$(i\vert \hat{h} \vert j)$
One-electron integral in chemists' notation (i and j are spatial orbitals).

$\langle ij \vert \vert kl \rangle$
Antisymmetrized two-electron integral, equal to $\langle ij \vert kl \rangle - \langle ij \vert lk \rangle$.

$\langle ij \vert kl \rangle$
A simple two-electron integral, in physicists' notation, where i, j, k, and l are spin-orbitals. This is

\begin{displaymath}\langle ij \vert kl \rangle =
\int \phi_i^{*}({\bf x}_1) \phi...
...2}} \phi_k({\bf x}_1) \phi_l({\bf x}_2) d{\bf x}_1
d{\bf x}_2
\end{displaymath} (tex2html_deferredtex2html_deferred1.tex2html_deferred2ij | kl = _i^*(x_1) _j^*(x_2) 1r_12 _k(x_1) _l(x_2) dx_1 dx_2 )

[ ij|kl ] A simple two-electron integral in chemists' notation, where i, j, k, and l are spin-orbitals. This is

\begin{displaymath}[ij\vert kl]=
\int \phi_i^{*}({\bf x}_1) \phi_j({\bf x}_1)
...
...\phi_k^{*}({\bf x}_2) \phi_l({\bf x}_2) d{\bf x}_1
d{\bf x}_2
\end{displaymath} (tex2html_deferredtex2html_deferred1.tex2html_deferred3[ij|kl] = _i^*(x_1) _j(x_1) 1r_12 _k^*(x_2) _l(x_2) dx_1 dx_2 )

(ij|kl)
A simple two-electron in chemists' notation where i, j, k, and l are spatial orbitals.

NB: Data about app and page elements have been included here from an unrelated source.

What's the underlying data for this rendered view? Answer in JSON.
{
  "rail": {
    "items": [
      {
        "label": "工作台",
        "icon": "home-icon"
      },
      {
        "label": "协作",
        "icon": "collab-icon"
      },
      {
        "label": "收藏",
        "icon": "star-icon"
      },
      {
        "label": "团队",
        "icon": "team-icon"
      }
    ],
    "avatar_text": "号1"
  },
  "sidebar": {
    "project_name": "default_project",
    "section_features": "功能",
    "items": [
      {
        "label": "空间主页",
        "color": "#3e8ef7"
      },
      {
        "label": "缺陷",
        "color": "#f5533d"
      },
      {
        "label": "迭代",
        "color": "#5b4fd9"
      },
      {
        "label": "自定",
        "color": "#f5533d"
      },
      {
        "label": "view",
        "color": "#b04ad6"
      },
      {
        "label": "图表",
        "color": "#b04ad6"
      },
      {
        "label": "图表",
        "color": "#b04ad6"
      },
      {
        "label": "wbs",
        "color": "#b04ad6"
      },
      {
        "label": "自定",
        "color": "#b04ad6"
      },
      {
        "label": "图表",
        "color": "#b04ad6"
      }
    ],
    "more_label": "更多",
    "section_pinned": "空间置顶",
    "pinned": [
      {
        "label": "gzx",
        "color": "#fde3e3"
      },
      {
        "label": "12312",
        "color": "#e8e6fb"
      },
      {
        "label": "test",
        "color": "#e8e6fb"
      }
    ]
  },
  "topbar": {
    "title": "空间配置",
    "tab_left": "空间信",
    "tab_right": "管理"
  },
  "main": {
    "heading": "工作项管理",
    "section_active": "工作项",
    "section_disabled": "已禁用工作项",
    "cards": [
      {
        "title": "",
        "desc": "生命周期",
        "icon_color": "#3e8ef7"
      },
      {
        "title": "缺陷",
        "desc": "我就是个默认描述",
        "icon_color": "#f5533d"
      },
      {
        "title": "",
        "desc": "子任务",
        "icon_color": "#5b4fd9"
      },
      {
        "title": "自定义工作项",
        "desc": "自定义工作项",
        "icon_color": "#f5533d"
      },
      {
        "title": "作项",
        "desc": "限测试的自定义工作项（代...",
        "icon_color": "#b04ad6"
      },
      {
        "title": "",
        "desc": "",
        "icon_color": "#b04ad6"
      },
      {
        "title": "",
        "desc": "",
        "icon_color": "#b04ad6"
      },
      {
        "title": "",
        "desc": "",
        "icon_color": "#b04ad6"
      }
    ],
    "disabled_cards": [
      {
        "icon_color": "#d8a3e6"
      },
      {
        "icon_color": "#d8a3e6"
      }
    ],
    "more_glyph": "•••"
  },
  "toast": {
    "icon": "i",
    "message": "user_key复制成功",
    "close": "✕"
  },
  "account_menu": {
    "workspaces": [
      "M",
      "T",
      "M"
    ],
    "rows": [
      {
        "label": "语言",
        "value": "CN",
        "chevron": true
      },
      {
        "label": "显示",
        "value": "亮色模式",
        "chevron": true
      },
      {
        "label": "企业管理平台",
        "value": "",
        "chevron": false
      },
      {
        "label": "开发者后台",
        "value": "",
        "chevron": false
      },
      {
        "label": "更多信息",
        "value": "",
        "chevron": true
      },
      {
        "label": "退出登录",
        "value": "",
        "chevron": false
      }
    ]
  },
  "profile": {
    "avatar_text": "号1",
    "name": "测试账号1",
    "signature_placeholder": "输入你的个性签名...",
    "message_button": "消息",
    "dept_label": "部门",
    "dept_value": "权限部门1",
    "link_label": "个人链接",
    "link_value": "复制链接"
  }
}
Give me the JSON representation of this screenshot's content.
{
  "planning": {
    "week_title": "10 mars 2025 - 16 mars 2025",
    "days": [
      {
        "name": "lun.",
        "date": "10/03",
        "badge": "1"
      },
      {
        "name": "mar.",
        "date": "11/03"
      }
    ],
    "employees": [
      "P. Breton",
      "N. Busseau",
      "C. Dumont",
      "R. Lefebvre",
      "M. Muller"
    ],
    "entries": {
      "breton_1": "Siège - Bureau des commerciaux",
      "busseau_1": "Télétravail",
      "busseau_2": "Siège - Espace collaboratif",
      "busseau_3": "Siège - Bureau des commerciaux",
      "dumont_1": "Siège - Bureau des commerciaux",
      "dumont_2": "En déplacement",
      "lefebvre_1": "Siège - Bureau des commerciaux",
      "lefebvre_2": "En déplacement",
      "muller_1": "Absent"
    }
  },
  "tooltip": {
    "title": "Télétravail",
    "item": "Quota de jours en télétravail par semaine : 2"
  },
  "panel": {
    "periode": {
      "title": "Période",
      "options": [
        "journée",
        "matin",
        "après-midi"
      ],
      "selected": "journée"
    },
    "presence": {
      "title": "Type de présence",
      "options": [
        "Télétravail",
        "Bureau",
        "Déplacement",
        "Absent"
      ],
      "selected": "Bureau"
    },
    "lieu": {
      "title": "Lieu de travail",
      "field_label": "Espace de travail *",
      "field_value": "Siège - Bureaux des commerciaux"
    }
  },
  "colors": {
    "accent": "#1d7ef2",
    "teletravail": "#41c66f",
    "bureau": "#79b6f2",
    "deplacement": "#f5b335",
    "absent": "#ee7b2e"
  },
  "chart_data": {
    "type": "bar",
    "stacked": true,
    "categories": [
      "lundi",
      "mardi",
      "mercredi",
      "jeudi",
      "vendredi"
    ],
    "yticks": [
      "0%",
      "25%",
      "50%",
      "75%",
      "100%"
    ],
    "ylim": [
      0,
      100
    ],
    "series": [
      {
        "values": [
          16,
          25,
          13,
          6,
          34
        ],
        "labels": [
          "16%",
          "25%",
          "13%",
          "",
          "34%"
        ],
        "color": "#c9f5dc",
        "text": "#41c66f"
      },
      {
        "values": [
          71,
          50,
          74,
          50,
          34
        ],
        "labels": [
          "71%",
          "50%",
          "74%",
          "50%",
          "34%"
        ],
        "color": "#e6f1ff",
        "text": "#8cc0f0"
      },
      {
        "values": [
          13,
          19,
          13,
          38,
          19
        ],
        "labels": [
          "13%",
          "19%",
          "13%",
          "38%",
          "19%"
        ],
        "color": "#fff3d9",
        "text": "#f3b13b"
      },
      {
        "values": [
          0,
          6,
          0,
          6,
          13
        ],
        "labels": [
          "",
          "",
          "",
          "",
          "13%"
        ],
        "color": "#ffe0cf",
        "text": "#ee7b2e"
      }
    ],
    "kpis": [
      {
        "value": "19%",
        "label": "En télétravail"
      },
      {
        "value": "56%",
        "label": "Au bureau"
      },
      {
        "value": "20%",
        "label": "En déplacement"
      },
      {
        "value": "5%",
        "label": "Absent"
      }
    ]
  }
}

This is

\begin{displaymath}(ij\vert kl) =
\int \phi_i^{*}({\bf r}_1) \phi_j({\bf r}_1)
...
...\phi_k^{*}({\bf r}_2) \phi_l({\bf r}_2) d{\bf r}_1
d{\bf r}_2
\end{displaymath} (tex2html_deferredtex2html_deferred1.tex2html_deferred4(ij|kl) = _i^*(r_1) _j(r_1) 1r_12 _k^*(r_2) _l(r_2) dr_1 dr_2 )

$a_{i}^{\dagger}$
Second-quantized creation operator for orbital i.

ai
Second-quantized annihilation operator for orbital i.  


next up previous contents index
Next: Fundamental Concepts Up: No Title Previous: Contents
C. David Sherrill
2000-04-18